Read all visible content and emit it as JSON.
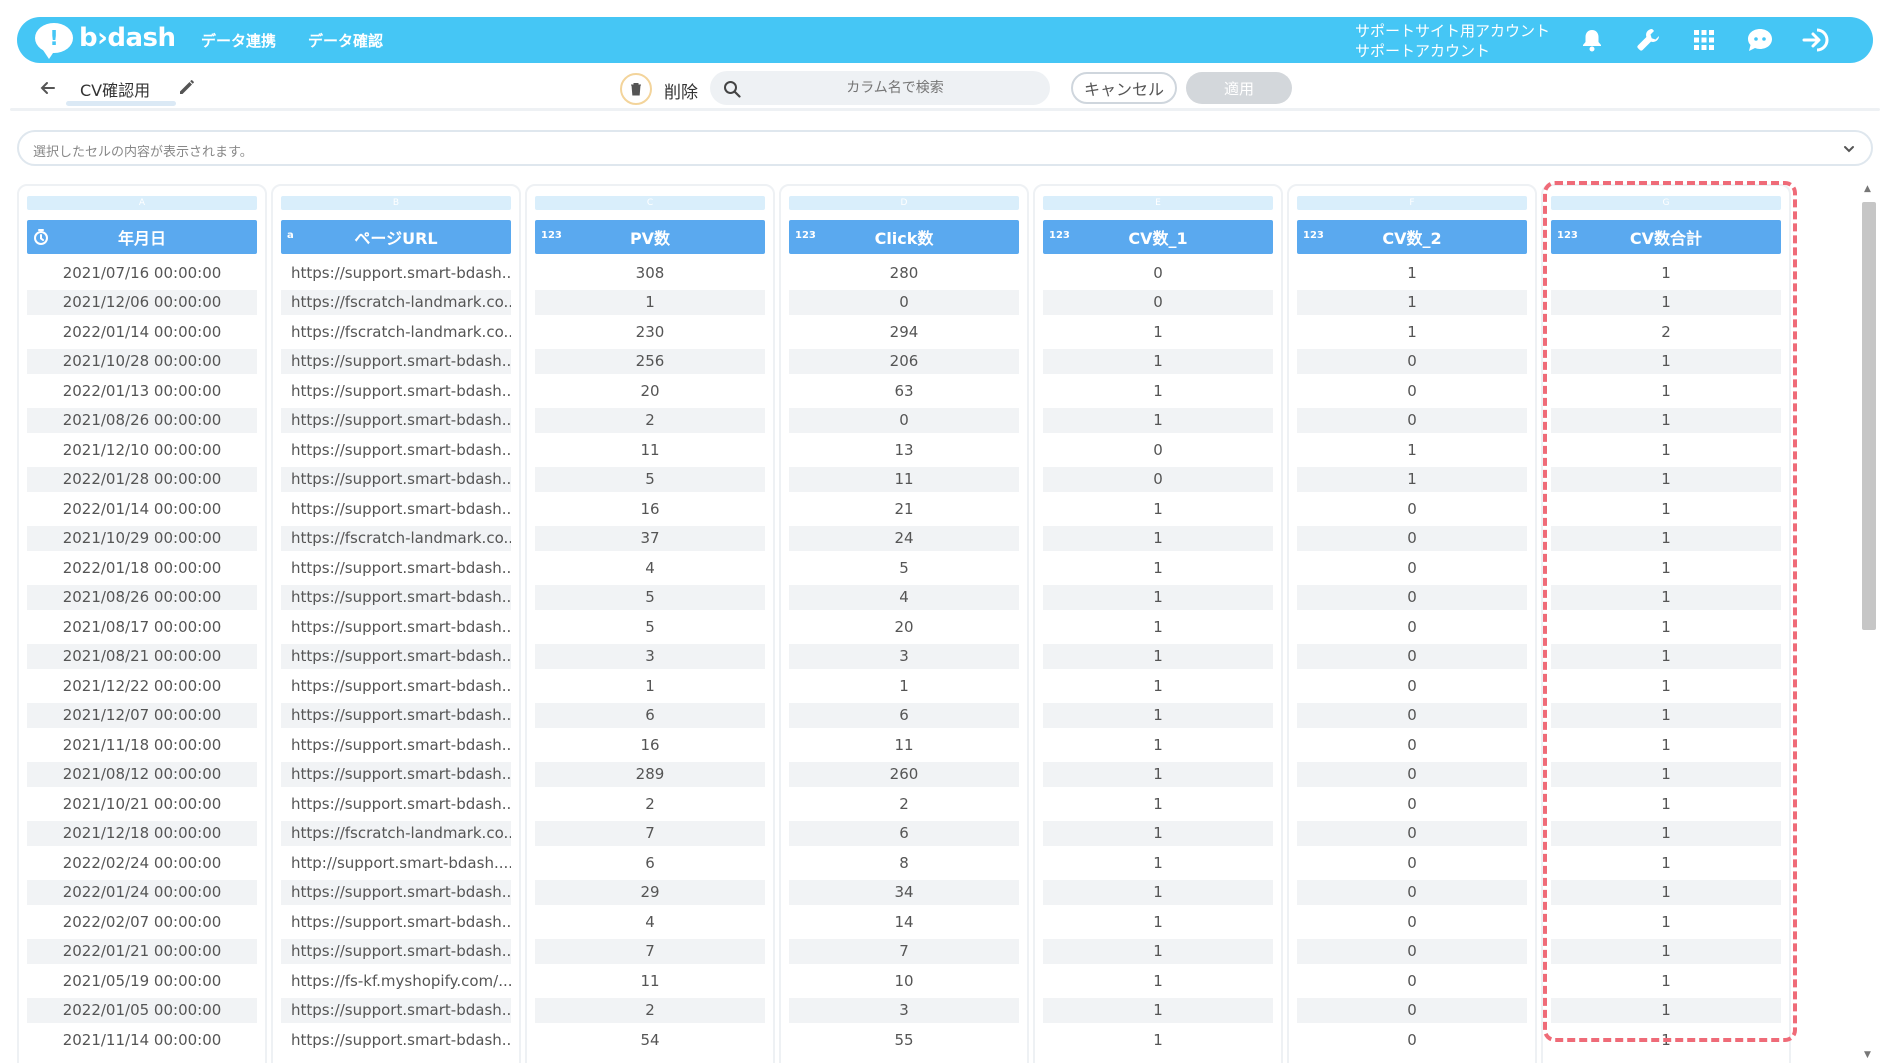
{
  "header": {
    "logo_text": "b›dash",
    "nav": [
      "データ連携",
      "データ確認"
    ],
    "account_line1": "サポートサイト用アカウント",
    "account_line2": "サポートアカウント"
  },
  "toolbar": {
    "title": "CV確認用",
    "delete_label": "削除",
    "search_placeholder": "カラム名で検索",
    "cancel_label": "キャンセル",
    "apply_label": "適用"
  },
  "cell_viewer": {
    "placeholder": "選択したセルの内容が表示されます。"
  },
  "colors": {
    "primary": "#45c6f5",
    "header": "#5aa9ef",
    "highlight": "#ef6b78"
  },
  "columns": [
    {
      "letter": "A",
      "title": "年月日",
      "type": "date",
      "cells": [
        "2021/07/16 00:00:00",
        "2021/12/06 00:00:00",
        "2022/01/14 00:00:00",
        "2021/10/28 00:00:00",
        "2022/01/13 00:00:00",
        "2021/08/26 00:00:00",
        "2021/12/10 00:00:00",
        "2022/01/28 00:00:00",
        "2022/01/14 00:00:00",
        "2021/10/29 00:00:00",
        "2022/01/18 00:00:00",
        "2021/08/26 00:00:00",
        "2021/08/17 00:00:00",
        "2021/08/21 00:00:00",
        "2021/12/22 00:00:00",
        "2021/12/07 00:00:00",
        "2021/11/18 00:00:00",
        "2021/08/12 00:00:00",
        "2021/10/21 00:00:00",
        "2021/12/18 00:00:00",
        "2022/02/24 00:00:00",
        "2022/01/24 00:00:00",
        "2022/02/07 00:00:00",
        "2022/01/21 00:00:00",
        "2021/05/19 00:00:00",
        "2022/01/05 00:00:00",
        "2021/11/14 00:00:00"
      ]
    },
    {
      "letter": "B",
      "title": "ページURL",
      "type": "text",
      "badge": "a",
      "cells": [
        "https://support.smart-bdash...",
        "https://fscratch-landmark.co...",
        "https://fscratch-landmark.co...",
        "https://support.smart-bdash...",
        "https://support.smart-bdash...",
        "https://support.smart-bdash...",
        "https://support.smart-bdash...",
        "https://support.smart-bdash...",
        "https://support.smart-bdash...",
        "https://fscratch-landmark.co...",
        "https://support.smart-bdash...",
        "https://support.smart-bdash...",
        "https://support.smart-bdash...",
        "https://support.smart-bdash...",
        "https://support.smart-bdash...",
        "https://support.smart-bdash...",
        "https://support.smart-bdash...",
        "https://support.smart-bdash...",
        "https://support.smart-bdash...",
        "https://fscratch-landmark.co...",
        "http://support.smart-bdash....",
        "https://support.smart-bdash...",
        "https://support.smart-bdash...",
        "https://support.smart-bdash...",
        "https://fs-kf.myshopify.com/...",
        "https://support.smart-bdash...",
        "https://support.smart-bdash..."
      ]
    },
    {
      "letter": "C",
      "title": "PV数",
      "type": "number",
      "badge": "123",
      "cells": [
        "308",
        "1",
        "230",
        "256",
        "20",
        "2",
        "11",
        "5",
        "16",
        "37",
        "4",
        "5",
        "5",
        "3",
        "1",
        "6",
        "16",
        "289",
        "2",
        "7",
        "6",
        "29",
        "4",
        "7",
        "11",
        "2",
        "54"
      ]
    },
    {
      "letter": "D",
      "title": "Click数",
      "type": "number",
      "badge": "123",
      "cells": [
        "280",
        "0",
        "294",
        "206",
        "63",
        "0",
        "13",
        "11",
        "21",
        "24",
        "5",
        "4",
        "20",
        "3",
        "1",
        "6",
        "11",
        "260",
        "2",
        "6",
        "8",
        "34",
        "14",
        "7",
        "10",
        "3",
        "55"
      ]
    },
    {
      "letter": "E",
      "title": "CV数_1",
      "type": "number",
      "badge": "123",
      "cells": [
        "0",
        "0",
        "1",
        "1",
        "1",
        "1",
        "0",
        "0",
        "1",
        "1",
        "1",
        "1",
        "1",
        "1",
        "1",
        "1",
        "1",
        "1",
        "1",
        "1",
        "1",
        "1",
        "1",
        "1",
        "1",
        "1",
        "1"
      ]
    },
    {
      "letter": "F",
      "title": "CV数_2",
      "type": "number",
      "badge": "123",
      "cells": [
        "1",
        "1",
        "1",
        "0",
        "0",
        "0",
        "1",
        "1",
        "0",
        "0",
        "0",
        "0",
        "0",
        "0",
        "0",
        "0",
        "0",
        "0",
        "0",
        "0",
        "0",
        "0",
        "0",
        "0",
        "0",
        "0",
        "0"
      ]
    },
    {
      "letter": "G",
      "title": "CV数合計",
      "type": "number",
      "badge": "123",
      "cells": [
        "1",
        "1",
        "2",
        "1",
        "1",
        "1",
        "1",
        "1",
        "1",
        "1",
        "1",
        "1",
        "1",
        "1",
        "1",
        "1",
        "1",
        "1",
        "1",
        "1",
        "1",
        "1",
        "1",
        "1",
        "1",
        "1",
        "1"
      ]
    }
  ]
}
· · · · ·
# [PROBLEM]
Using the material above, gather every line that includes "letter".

# [RESPONSE]
      "letter": "A",
      "letter": "B",
      "letter": "C",
      "letter": "D",
      "letter": "E",
      "letter": "F",
      "letter": "G",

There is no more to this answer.